App and web page records:

=== Begin Enclosure ===

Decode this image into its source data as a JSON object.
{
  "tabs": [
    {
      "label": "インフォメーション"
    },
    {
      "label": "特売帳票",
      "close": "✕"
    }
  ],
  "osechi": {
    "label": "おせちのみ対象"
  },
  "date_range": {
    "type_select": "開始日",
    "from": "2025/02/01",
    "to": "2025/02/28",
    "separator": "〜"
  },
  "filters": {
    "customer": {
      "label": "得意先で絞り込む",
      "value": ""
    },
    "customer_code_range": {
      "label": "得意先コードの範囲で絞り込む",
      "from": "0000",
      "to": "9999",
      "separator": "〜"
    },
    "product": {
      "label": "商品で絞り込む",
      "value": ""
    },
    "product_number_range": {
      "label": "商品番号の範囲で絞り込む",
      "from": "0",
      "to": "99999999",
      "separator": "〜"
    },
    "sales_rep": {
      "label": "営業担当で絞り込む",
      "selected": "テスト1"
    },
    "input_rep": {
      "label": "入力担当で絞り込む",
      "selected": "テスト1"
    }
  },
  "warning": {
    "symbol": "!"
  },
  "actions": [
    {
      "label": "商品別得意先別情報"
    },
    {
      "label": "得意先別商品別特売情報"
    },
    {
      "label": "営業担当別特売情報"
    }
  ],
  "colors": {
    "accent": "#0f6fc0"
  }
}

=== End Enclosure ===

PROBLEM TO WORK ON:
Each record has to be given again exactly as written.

ANSWER BELOW:
Decode this image into its source data as a JSON object.
{
  "tabs": [
    {
      "label": "インフォメーション"
    },
    {
      "label": "特売帳票",
      "close": "✕"
    }
  ],
  "osechi": {
    "label": "おせちのみ対象"
  },
  "date_range": {
    "type_select": "開始日",
    "from": "2025/02/01",
    "to": "2025/02/28",
    "separator": "〜"
  },
  "filters": {
    "customer": {
      "label": "得意先で絞り込む",
      "value": ""
    },
    "customer_code_range": {
      "label": "得意先コードの範囲で絞り込む",
      "from": "0000",
      "to": "9999",
      "separator": "〜"
    },
    "product": {
      "label": "商品で絞り込む",
      "value": ""
    },
    "product_number_range": {
      "label": "商品番号の範囲で絞り込む",
      "from": "0",
      "to": "99999999",
      "separator": "〜"
    },
    "sales_rep": {
      "label": "営業担当で絞り込む",
      "selected": "テスト1"
    },
    "input_rep": {
      "label": "入力担当で絞り込む",
      "selected": "テスト1"
    }
  },
  "warning": {
    "symbol": "!"
  },
  "actions": [
    {
      "label": "商品別得意先別情報"
    },
    {
      "label": "得意先別商品別特売情報"
    },
    {
      "label": "営業担当別特売情報"
    }
  ],
  "colors": {
    "accent": "#0f6fc0"
  }
}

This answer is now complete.